The brain seals the deal by releasing oxytocin, often called “the love hormone.” It's a neuropeptide produced in the hypothalamus and secreted by the pituitary gland during times of intimacy, like hugging, breastfeeding and orgasm.
Extreme positive emotions can make us more prone to stereotype thinking, such as making decisions based on gender (Forgas, 2011). Cheerful people find it more difficult to detect a lie, thus being more easily deceived than those in a negative mood (Forgas). Really good feelings can also make us more selfish.
You Create Your Own Happiness
Constantly feeling joy is impossible, but a good sign that you're happy is you find it easy to bounce back. You have moments of unhappiness, but they don't bring you down for long. You know how to make yourself happy again. You find gratitude in the joyful moments in life.
Protecting your health: Happiness lowers your risk for cardiovascular disease, lowers your blood pressure, enables better sleep, improves your diet, allows you to maintain a normal body weight through regular exercise and reduces stress.
Being love-struck also releases high levels of dopamine, a chemical that “gets the reward system going,” said Olds. Dopamine activates the reward circuit, helping to make love a pleasurable experience similar to the euphoria associated with use of cocaine or alcohol.
Physical attraction, sexual compatibility, empathy, and emotional connection are key to making a man fall in love with a woman.
Chemistry is born of several different factors like physical attraction, mental stimulation, shared values and interests.
When our brains feel happy, endorphins are produced and neuronal signals are transmitted to your facial muscles to trigger a smile. This is the start of the positive feedback loop of happiness.
BOSTON - A new study finds that even if you just fake a smile, you may feel happier. Researchers at Stanford University led a global study involving more than 3,800 participants from 19 countries. After putting them through a variety of tasks, they found when the participants simply mimicked a smile, they felt happier.

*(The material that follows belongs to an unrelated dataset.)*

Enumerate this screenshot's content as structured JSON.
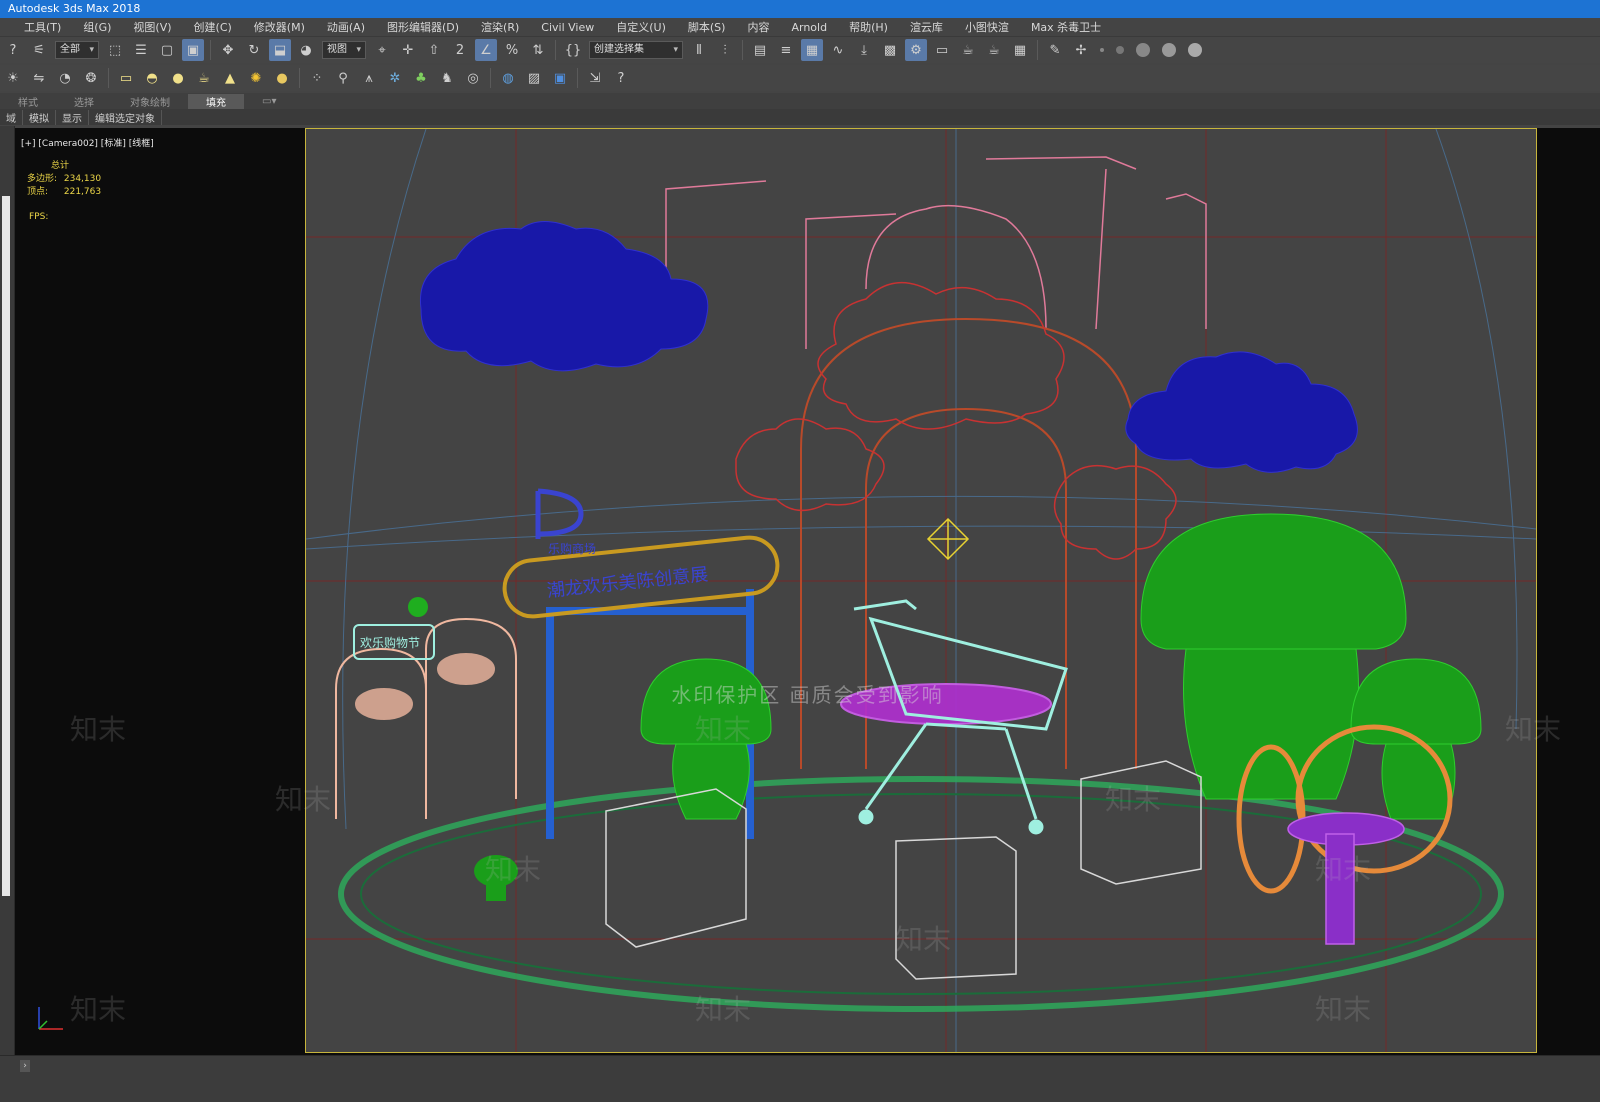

Serotonin is a neurotransmitter that mediated satisfaction, happiness and optimism. Serotonin levels are reduced in depression, and most modern anti-depressant drugs, known as serotonin reuptake inhibitors (SSRIs), act by increasing the amount of serotonin available to brain cells.

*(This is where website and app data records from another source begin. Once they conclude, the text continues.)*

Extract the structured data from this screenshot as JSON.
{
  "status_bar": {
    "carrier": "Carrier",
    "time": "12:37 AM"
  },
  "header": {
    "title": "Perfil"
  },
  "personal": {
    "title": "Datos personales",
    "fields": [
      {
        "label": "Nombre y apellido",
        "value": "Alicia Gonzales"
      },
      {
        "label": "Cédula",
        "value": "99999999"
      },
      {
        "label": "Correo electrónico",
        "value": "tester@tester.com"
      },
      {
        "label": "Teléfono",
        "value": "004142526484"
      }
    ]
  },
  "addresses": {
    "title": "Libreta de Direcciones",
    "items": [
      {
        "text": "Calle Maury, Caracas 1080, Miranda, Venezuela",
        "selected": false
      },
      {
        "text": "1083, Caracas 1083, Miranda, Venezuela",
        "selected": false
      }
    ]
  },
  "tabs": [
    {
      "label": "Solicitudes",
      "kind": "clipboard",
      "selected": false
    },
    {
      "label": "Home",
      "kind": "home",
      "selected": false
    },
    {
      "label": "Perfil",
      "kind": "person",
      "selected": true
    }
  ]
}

However, recent studies have begun to investigate oxytocin's role in various behaviors, including orgasm, social recognition, bonding, and maternal behavior. For this reason, it is now sometimes referred to as the “love hormone” and many such names described earlier.
Exercise, art, and music are proven to increase neural connections as well as dopamine, norepinephrine, and serotonin—the neurochemicals that make us feel good.
Bipolar disorder, or manic depression, is a mood disorder that is characterized by periods of extreme swings of euphoria (positivity and happiness) to depression (sadness and negativity).
A Dartmouth economist has pegged what he claims is the most miserable age: 47.2 years old. A new study by David Blanchflower, collecting data about well-being and age from 132 countries, suggests that for people in developed nations, the “happiness curve” reaches its perigee at precisely 47.2 years.
When is our physical peak? The physical peak age is the point in your life when your reproductive system, motor abilities, strength, and lung capacity are in optimal condition – this generally occurs between 30 and 40 years of age.
In one large study from the Brookings Institute, for example, scientists found happiness was high for 18- to 21-year-olds and then dropped steadily until about age 40. But past middle age, the pattern began to reverse—gradually climbing back up to its highest point at age 98!
Researchers concluded that falling in love is much like the sensation of feeling addicted to drugs with the release of euphoria, including brain chemicals like dopamine, oxytocin, adrenaline, and vasopressin.